This study found 17 of 181 kidneys from patients who underwent partial or radical nephrectomy for stage I RCC to have tumors less than 3 cm in diameter and thereby possibly suitable for transplantation. This was a survey study; no transplants were performed. (Council of Europe, 2018): To provide a valid assessment, complete tumour resection (R0) prior to transplantation is required for the acceptance of all organs; additionally, tumour-free margins are a prerequisite for transplant of the affected kidney. The contralateral kidney should always be examined for synchronous RCC. RCC < 1 cm (Stage T1a AJCC 8th ed.) and nucleolar grade I/II (Fuhrman grade I/II) can be considered minimal risk for transmission. RCC 1-4 cm (Stage T1a AJCC 8th ed.) and nucleolar grade I/II (Fuhrman grade I/II) are considered low risk. RCC > 4-7 cm (Stage T1b AJCC 8th ed.) and nucleolar grade I/II (Fuhrman grade I/II) are considered intermediate risk. RCC > 7 cm (Stage T2 AJCC 8th ed.) and nucleolar grade I/II (Fuhrman grade I/II) are considered high risk. RCC with extension beyond the kidney (Stages T3 or T4 AJCC 8th ed.) is considered a contraindication to transplant. All RCC with nucleolar grade III/IV (Fuhrman grade III/IV) are considered high risk for transmission. Contralateral kidneys and other organs that are uninvolved by carcinoma are considered to represent minimal risk for transplantation when the RCC in the involved kidney is 4 cm or less and Fuhrman or nucleolar grade I-II. Followup surveillance is recommended. In the case of a donor with a history of renal cell carcinoma, the transmission risk of treated RCC depends on the recurrence-free follow-up period. In general, in the Zirst 5 years after initial diagnosis, risk categories correspond to those stated above (RCC diagnosed during donor procurement) if there is no suspicion of tumour recurrence in the donor. After this time, the risk of advanced stages may decrease.

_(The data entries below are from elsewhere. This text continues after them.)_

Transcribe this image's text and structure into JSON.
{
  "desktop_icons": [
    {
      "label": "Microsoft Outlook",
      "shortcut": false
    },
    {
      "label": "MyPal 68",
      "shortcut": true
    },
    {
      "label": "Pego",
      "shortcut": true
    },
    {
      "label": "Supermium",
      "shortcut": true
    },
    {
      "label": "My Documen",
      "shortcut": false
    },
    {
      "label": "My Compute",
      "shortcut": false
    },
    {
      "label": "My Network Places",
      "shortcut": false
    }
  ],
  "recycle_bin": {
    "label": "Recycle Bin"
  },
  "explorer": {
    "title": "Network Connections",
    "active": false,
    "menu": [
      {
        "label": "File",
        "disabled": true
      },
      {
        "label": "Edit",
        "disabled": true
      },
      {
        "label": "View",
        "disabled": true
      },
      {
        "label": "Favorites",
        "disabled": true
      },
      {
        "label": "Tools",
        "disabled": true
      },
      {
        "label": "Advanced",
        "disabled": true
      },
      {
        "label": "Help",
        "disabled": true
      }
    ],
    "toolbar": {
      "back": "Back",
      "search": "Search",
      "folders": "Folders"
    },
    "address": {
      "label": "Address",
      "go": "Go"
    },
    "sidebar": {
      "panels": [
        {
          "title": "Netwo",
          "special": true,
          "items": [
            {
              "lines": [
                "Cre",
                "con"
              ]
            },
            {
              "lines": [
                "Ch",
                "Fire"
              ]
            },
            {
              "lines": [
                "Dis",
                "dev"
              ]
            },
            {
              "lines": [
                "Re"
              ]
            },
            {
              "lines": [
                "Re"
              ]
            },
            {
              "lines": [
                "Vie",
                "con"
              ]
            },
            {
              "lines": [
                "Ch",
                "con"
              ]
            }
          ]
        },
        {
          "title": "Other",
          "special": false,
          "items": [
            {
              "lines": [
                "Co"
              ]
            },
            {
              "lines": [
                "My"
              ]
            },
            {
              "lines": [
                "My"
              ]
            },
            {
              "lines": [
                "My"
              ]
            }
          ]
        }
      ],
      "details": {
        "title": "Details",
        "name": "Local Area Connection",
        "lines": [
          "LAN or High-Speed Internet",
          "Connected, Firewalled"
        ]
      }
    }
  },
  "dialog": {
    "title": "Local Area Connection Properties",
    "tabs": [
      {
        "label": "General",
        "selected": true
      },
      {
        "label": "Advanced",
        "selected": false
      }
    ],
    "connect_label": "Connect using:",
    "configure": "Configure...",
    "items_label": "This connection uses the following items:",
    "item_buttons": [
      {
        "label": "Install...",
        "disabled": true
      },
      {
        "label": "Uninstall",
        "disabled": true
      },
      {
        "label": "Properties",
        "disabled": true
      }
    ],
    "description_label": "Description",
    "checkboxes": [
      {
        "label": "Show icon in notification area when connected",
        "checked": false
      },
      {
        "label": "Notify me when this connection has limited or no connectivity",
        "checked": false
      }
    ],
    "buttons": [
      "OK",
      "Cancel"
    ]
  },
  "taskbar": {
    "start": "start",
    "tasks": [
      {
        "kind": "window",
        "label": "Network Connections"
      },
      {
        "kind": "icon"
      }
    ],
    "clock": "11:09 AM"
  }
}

Time to detection: 
N/A
Alerting signals, symptoms, evidence of occurrence: 
N/A
Demonstration of imputability or root cause: 
N/A
Groups audience: 
Suggest new keywords: 
Malignancy
Living donor
Kidney transplant
Renal cell carcinoma
Suggest references: 
Arpali E, Gunaydin B, Turan T, Caskurlu T, Yildirim A, Kocak B. Kidneys with small renal masses: Can they be utilized for kidney transplantation in the era of partial nephrectomy? Turk J Urol. 2018;44(6):503-7.
Note: 
agree, second reviewe Carl-Ludwig
Expert comments for publication: 
The authors found approximately 10 of kidneys resected for stage I RCC to be possibly suitable for transplantation. This is a consideration, although others have argued against performing a total nephrectomy if a partial nephrectomy will suffice, given the possible long-term risk to the potential donor if a second carcinoma were to arise in the contralateral kidney. Most recent urology guidelines recommend nephron sparing partial nephrectomy in such small stage I RCC. Therefore, the number of cases may not increase.